The practice of drawing and painting offers the student the following problem in descriptive geometry: to represent the three dimensions of space by means of a plane surface of two dimensions. The Egyptians and Assyrians solved this problem by throwing down vertical objects upon one plane, which demands a great effort of abstraction on the part of the observer. European perspective, built up in the fifteenth century upon the remains of the geometric knowledge of the Greeks, is based on the monocular theory used by the latter. In this system, it is assumed that the picture is viewed with the eye fixed on a single point. Therefore the conditions of foreshortening—or distorting the actual dimensions according to the angle from which they are seen—are governed by placing in harmony the distance of the eye from the scheme of the picture, the height of the eye in relation to the objects to be depicted, and the relative position of these objects with reference to the surface employed.

Plate II

British Museum, London.

But, in assuming that the picture is viewed with the eye fixed on a single point, we put ourselves in conditions which are not those of nature. The European painter must therefore compromise with the exigencies of binocular vision, modify the too abrupt fading of forms and, in fine, evade over-exact principles. Thus he arrives at a perspective de sentiment, which is the one used by our masters.

Chinese perspective was formulated long before that of the Europeans and its origins are therefore different. It was evolved in an age when the method of superimposing different registers to indicate different planes was still being practiced in bas-reliefs. The succession of planes, one above the other, when codified, led to a system that was totally different from our monocular perspective. It resulted in a perspective as seen from a height. No account is taken of the habitual height of the eye in relation to the picture. The line of the horizon is placed very high, parallel lines, instead of joining at the horizon, remain parallel, and the different planes range one above the other in such a way that the glance embraces a vast space. Under these conditions, the picture becomes either high and narrow—a hanging picture—to show the successive planes, or broad in the form of a scroll, unrolling to reveal an endless panorama. These are the two forms best known under their Japanese names of kakemono and makimono. [2]

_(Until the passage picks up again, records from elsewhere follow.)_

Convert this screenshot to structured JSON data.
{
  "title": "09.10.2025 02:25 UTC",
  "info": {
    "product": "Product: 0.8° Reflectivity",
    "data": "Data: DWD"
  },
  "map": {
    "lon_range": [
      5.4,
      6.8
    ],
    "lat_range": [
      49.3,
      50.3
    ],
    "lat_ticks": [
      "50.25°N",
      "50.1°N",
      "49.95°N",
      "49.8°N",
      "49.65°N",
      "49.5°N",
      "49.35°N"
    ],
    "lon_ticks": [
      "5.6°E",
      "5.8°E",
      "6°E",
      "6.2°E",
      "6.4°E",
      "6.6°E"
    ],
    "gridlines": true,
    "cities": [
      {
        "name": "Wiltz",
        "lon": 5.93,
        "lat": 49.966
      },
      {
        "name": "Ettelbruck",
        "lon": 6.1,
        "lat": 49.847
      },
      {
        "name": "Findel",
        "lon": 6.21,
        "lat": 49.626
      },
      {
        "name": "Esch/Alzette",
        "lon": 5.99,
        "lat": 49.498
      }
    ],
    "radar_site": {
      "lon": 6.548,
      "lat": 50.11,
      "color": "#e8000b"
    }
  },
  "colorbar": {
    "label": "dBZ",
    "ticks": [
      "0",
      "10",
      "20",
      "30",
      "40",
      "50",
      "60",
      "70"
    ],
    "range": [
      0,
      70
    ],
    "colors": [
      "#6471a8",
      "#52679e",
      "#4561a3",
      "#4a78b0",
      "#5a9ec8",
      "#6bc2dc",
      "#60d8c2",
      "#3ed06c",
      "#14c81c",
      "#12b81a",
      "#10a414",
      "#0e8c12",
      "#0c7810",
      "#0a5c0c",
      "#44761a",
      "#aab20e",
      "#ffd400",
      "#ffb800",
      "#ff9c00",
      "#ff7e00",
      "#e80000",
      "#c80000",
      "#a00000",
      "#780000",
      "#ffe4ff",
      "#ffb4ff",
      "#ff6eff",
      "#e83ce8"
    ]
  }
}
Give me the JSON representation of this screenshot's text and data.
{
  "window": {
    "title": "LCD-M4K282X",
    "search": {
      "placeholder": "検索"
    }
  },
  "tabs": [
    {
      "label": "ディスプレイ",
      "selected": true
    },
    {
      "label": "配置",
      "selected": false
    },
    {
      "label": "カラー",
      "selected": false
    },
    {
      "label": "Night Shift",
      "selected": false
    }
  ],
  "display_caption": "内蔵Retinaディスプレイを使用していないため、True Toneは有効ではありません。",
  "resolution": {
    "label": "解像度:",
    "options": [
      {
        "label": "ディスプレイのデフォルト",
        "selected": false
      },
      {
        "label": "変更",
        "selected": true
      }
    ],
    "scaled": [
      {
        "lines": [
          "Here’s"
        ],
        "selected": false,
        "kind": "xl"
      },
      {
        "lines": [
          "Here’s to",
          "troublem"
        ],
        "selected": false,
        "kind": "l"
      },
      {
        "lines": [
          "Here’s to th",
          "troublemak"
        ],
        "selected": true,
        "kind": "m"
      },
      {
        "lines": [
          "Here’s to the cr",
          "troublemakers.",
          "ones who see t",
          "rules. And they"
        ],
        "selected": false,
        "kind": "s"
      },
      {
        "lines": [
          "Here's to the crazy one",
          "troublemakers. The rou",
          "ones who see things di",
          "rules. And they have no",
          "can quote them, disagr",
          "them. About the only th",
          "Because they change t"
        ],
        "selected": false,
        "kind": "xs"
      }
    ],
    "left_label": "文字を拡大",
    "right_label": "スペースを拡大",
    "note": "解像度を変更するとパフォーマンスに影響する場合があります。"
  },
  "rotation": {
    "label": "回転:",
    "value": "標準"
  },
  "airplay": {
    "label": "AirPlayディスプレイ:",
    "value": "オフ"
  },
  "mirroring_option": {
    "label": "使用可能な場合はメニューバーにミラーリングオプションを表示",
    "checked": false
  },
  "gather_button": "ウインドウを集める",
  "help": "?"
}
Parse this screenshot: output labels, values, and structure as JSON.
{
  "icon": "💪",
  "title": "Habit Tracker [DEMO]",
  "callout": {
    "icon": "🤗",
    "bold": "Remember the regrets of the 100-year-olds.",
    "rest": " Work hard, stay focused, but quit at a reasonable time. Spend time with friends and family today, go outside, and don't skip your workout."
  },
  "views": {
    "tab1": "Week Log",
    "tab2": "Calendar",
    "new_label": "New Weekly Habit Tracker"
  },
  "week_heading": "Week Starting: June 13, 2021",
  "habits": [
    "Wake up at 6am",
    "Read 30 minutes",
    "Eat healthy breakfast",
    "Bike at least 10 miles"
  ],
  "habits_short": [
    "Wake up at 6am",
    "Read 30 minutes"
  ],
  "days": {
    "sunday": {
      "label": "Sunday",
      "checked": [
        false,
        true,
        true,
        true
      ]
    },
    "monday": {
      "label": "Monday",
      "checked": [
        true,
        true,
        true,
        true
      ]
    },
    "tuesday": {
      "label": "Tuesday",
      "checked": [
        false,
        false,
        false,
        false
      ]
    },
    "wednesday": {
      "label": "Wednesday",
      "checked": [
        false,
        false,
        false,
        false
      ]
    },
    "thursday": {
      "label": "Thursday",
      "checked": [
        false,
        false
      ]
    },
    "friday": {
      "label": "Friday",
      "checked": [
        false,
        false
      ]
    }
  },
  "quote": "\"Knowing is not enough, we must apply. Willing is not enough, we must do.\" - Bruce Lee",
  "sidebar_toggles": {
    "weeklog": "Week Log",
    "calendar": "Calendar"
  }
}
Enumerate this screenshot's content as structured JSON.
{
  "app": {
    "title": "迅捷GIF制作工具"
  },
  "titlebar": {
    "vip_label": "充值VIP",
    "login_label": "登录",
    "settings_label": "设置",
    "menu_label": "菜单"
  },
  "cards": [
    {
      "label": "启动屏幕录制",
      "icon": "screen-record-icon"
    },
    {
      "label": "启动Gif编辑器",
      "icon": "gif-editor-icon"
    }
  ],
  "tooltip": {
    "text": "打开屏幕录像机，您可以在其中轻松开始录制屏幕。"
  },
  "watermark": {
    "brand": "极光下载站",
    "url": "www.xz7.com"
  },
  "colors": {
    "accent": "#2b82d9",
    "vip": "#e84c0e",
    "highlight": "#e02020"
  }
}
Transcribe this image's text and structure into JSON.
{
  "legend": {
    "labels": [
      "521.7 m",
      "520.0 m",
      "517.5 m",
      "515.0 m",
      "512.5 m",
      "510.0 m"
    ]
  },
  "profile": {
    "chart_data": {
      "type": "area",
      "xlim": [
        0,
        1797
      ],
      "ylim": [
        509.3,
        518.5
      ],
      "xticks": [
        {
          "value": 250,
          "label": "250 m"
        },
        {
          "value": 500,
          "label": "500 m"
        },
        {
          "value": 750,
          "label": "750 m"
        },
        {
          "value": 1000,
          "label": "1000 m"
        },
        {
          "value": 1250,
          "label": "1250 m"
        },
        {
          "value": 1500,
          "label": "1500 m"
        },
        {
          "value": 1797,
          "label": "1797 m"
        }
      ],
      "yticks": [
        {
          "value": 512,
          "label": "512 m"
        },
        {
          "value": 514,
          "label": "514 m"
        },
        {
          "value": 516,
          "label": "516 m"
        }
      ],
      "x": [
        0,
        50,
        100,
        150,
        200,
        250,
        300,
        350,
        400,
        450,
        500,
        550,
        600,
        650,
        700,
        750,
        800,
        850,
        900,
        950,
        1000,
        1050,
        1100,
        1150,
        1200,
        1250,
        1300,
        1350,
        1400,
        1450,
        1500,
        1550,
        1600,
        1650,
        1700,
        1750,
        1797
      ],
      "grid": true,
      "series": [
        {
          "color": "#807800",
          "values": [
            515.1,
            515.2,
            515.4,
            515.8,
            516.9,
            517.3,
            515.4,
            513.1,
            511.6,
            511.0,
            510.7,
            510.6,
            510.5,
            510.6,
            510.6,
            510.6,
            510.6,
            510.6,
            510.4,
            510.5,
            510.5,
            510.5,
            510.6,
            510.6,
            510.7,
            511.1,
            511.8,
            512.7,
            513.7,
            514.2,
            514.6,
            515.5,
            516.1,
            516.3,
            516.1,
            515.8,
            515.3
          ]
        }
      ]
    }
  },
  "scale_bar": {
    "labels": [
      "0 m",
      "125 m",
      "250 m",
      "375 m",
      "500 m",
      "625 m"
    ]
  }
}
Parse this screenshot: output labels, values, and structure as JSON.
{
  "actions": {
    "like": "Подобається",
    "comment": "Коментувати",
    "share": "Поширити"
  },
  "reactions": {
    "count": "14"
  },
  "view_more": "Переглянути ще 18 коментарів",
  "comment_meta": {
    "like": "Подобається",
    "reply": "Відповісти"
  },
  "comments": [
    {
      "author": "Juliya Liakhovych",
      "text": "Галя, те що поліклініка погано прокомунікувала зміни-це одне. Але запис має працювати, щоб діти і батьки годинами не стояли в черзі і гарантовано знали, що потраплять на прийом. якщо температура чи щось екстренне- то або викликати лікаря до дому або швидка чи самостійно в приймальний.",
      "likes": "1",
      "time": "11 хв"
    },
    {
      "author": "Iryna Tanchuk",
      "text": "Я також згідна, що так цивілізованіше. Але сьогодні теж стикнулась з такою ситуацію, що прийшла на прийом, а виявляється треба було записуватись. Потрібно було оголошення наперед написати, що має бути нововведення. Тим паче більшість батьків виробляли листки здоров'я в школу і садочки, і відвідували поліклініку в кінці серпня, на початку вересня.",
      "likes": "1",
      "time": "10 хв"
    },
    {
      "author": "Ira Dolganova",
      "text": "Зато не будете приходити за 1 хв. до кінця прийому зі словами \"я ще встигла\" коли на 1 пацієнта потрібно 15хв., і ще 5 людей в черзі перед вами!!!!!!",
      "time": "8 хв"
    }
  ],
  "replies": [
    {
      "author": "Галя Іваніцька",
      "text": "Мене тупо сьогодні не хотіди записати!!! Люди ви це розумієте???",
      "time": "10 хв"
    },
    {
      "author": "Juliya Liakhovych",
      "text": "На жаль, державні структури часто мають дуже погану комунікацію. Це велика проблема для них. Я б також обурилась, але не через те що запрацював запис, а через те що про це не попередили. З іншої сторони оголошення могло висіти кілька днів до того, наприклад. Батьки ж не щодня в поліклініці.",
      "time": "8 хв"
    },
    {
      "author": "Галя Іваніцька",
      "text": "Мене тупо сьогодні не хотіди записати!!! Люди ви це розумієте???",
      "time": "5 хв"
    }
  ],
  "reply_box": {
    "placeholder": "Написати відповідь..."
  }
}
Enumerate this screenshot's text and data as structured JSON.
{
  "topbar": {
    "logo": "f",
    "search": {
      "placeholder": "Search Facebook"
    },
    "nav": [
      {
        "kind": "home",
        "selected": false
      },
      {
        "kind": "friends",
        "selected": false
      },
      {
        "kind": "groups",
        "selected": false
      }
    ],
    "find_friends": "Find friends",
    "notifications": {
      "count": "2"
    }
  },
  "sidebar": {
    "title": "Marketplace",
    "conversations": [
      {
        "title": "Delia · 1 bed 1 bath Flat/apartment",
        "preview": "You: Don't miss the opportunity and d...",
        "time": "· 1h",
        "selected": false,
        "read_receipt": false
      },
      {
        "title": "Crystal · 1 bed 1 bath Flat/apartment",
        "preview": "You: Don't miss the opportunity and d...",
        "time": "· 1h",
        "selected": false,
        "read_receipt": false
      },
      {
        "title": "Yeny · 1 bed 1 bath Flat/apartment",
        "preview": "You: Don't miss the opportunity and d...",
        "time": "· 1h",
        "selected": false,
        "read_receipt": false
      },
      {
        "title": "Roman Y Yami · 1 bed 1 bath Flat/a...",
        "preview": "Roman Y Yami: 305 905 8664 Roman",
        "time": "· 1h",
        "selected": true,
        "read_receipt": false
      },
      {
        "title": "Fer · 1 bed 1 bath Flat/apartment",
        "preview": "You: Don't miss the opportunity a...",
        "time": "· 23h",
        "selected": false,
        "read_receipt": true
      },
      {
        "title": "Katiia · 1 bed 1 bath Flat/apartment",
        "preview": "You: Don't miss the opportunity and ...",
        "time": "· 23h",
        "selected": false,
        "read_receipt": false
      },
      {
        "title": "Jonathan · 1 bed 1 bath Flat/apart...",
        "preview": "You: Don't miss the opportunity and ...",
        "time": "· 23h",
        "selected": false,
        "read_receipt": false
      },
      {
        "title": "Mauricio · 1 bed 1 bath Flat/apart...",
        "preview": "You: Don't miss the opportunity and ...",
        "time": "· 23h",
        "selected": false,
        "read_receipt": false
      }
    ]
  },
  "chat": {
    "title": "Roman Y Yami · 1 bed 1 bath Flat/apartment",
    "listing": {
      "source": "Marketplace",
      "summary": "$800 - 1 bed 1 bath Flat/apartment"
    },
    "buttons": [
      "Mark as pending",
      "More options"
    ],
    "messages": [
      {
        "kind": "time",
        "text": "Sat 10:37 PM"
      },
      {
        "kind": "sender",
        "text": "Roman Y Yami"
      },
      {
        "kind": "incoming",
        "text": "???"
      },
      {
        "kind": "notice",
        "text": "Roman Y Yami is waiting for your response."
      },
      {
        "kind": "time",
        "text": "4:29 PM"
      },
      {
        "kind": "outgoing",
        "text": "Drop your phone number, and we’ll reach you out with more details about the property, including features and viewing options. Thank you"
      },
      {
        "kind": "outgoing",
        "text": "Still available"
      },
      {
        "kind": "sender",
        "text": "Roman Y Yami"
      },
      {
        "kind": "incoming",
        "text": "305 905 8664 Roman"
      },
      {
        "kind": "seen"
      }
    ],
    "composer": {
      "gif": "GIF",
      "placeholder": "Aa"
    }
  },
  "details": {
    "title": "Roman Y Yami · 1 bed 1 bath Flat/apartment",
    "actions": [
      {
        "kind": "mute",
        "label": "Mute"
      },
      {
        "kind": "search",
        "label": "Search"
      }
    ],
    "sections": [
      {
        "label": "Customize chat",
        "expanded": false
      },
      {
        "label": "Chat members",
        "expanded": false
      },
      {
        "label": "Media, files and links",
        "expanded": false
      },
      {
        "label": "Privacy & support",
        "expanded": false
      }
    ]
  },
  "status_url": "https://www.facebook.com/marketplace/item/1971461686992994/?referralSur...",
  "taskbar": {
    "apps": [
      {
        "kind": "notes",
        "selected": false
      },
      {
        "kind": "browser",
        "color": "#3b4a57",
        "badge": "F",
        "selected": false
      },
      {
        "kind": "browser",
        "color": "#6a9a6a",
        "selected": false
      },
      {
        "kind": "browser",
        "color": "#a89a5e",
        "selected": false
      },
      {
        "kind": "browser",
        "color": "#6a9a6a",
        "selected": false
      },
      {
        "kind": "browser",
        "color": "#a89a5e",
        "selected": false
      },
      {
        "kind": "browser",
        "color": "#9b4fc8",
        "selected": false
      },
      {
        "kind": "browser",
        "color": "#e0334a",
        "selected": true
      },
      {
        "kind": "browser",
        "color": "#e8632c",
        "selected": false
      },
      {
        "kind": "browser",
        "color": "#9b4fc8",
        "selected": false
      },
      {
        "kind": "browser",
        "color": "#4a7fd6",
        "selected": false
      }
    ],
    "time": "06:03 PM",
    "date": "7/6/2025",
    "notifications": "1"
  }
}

But the Chinese painter must attenuate the forms where they are parallel, give a natural appearance to their position on different levels and consider the degree of their reduction demanded by the various planes. Even he must compromise with binocular vision and arrive at a perspective de sentiment which, like our own, while scientifically false, is artistically true. To this linear perspective is added moreover an atmospheric perspective.

Having elected from a very early time to paint in monochrome, Chinese painters were led by the nature of this medium to seek to express atmospheric perspective by means of tone values and harmony of shading instead of by color. Thus they were familiar with chiaroscuro before the European painters. Wang Wei established the principles of atmospheric perspective in the eighth century. He explains how tints are graded, how the increasing thickness of layers of air deprives distant objects of their true coloring, substituting a bluish tinge, and how forms become indistinct in proportion as their distance from the observer increases. His testimony in this respect is similar to that of Leonardo da Vinci in his “Treatise on Painting.”

Plate III

Painting brought from Tun-huang by the Pelliot Expedition. The Louvre, Paris.